[Opening Extracted data section]

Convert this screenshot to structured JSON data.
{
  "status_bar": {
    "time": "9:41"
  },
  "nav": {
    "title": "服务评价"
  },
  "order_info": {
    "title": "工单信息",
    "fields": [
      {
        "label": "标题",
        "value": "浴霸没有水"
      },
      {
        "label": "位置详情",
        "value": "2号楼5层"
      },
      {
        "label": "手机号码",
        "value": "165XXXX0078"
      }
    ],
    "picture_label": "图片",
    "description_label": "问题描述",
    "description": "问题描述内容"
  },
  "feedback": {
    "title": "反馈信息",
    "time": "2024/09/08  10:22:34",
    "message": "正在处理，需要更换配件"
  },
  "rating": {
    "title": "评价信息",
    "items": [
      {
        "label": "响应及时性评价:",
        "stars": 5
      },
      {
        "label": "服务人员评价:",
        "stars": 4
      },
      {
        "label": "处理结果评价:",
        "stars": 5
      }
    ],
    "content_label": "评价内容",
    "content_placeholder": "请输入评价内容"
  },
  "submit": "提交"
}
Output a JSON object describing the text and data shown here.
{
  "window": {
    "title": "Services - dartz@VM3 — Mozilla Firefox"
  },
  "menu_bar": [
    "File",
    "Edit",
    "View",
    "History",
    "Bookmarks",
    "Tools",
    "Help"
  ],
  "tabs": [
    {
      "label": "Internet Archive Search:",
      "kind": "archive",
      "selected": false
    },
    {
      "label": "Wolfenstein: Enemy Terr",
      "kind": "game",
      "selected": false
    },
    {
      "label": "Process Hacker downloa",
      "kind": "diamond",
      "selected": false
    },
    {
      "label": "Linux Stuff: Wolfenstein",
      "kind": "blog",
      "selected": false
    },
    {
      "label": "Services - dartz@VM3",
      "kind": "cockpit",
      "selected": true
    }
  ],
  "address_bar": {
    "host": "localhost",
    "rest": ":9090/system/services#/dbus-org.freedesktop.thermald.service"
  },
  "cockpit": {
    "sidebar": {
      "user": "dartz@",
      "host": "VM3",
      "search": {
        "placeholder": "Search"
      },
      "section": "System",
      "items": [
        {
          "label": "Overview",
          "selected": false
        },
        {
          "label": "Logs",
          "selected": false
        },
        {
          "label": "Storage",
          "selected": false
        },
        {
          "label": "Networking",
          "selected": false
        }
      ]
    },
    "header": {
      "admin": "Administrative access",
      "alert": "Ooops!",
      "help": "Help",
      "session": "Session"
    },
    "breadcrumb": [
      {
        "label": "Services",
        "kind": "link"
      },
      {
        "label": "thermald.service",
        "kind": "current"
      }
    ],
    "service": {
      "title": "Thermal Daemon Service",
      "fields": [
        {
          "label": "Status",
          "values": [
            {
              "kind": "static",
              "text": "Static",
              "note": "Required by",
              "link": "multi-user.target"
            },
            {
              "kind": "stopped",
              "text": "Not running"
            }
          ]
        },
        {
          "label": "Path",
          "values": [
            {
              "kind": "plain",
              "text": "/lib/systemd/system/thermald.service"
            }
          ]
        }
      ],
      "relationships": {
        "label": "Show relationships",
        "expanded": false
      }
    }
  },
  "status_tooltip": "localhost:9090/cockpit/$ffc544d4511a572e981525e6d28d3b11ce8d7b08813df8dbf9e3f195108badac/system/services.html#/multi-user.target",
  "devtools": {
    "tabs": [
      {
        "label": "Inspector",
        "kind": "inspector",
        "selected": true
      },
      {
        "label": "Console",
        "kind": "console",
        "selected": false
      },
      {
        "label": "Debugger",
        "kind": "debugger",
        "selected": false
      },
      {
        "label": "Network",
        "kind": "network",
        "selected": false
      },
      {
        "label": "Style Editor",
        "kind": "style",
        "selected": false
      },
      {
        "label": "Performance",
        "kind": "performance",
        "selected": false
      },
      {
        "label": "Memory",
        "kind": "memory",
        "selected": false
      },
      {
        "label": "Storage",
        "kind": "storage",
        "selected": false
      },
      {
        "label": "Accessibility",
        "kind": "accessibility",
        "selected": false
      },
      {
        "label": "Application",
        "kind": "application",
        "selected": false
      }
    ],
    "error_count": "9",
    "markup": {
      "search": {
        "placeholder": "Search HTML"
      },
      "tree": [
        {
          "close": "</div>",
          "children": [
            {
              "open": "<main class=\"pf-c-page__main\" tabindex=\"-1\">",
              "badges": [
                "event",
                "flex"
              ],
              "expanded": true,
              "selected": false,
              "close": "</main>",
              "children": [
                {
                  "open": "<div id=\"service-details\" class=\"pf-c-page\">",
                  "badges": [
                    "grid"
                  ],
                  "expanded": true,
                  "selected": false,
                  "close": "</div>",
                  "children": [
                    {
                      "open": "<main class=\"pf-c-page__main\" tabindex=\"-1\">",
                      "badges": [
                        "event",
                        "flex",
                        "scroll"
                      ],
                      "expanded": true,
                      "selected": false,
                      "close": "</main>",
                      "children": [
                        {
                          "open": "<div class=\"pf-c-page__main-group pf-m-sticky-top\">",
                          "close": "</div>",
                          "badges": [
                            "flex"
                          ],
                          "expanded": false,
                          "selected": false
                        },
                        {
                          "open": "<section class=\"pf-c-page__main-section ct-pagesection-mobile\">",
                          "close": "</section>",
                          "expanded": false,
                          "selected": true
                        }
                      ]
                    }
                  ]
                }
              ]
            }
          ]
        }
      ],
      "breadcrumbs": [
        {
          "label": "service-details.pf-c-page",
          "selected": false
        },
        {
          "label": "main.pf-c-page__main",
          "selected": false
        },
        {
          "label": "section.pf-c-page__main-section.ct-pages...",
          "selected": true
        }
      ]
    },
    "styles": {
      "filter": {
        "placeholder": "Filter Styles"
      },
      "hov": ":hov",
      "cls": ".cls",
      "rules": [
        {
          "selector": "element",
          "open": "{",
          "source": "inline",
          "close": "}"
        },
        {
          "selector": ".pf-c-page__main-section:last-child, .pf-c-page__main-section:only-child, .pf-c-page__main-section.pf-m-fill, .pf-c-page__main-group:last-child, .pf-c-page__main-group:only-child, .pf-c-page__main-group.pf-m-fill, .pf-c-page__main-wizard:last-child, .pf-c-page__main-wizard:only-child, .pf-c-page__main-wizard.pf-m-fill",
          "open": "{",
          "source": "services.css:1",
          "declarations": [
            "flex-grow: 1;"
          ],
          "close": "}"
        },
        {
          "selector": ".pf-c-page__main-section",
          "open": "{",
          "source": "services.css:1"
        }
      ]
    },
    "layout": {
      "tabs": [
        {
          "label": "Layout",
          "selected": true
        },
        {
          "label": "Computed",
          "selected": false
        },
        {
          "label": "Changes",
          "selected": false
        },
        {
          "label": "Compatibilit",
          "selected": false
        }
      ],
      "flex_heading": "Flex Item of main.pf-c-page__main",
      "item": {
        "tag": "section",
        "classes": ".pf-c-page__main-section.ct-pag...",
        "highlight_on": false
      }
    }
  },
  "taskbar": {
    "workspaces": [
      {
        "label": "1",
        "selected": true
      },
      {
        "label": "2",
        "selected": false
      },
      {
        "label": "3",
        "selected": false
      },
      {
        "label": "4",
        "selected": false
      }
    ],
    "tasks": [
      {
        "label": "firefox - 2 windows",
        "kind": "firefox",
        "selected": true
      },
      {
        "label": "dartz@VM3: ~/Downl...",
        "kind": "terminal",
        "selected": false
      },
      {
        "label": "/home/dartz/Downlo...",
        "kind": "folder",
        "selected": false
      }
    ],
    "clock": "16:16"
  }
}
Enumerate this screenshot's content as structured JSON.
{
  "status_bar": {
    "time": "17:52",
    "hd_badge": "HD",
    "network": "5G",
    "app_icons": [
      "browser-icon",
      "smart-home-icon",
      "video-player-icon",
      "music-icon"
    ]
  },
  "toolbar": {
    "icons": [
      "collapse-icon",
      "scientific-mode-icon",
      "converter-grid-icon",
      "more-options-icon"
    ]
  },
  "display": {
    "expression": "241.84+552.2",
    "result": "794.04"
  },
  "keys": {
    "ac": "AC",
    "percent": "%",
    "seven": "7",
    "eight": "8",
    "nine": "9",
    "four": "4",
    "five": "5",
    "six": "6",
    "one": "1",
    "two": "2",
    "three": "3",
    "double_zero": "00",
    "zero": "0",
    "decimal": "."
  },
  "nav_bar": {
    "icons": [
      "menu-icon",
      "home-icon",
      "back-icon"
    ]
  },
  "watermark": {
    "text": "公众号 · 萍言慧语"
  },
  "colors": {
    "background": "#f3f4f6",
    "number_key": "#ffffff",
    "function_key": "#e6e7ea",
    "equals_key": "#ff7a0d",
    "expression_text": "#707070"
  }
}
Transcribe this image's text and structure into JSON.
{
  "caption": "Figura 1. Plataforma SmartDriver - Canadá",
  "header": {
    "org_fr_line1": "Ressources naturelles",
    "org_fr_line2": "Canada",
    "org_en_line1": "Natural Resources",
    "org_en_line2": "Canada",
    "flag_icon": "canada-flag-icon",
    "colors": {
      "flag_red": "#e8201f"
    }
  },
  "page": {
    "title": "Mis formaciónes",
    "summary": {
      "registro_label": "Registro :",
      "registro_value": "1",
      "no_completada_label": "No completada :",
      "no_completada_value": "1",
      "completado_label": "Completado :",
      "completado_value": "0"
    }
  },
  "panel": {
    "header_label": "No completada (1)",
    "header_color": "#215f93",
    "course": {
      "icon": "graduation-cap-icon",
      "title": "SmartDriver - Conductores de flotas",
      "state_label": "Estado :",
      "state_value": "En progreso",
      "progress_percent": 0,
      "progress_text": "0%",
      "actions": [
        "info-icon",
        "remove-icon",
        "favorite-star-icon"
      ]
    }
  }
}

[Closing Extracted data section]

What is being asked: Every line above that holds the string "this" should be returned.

Completed exercise:
Convert this screenshot to structured JSON data.
Enumerate this screenshot's content as structured JSON.
Transcribe this image's text and structure into JSON.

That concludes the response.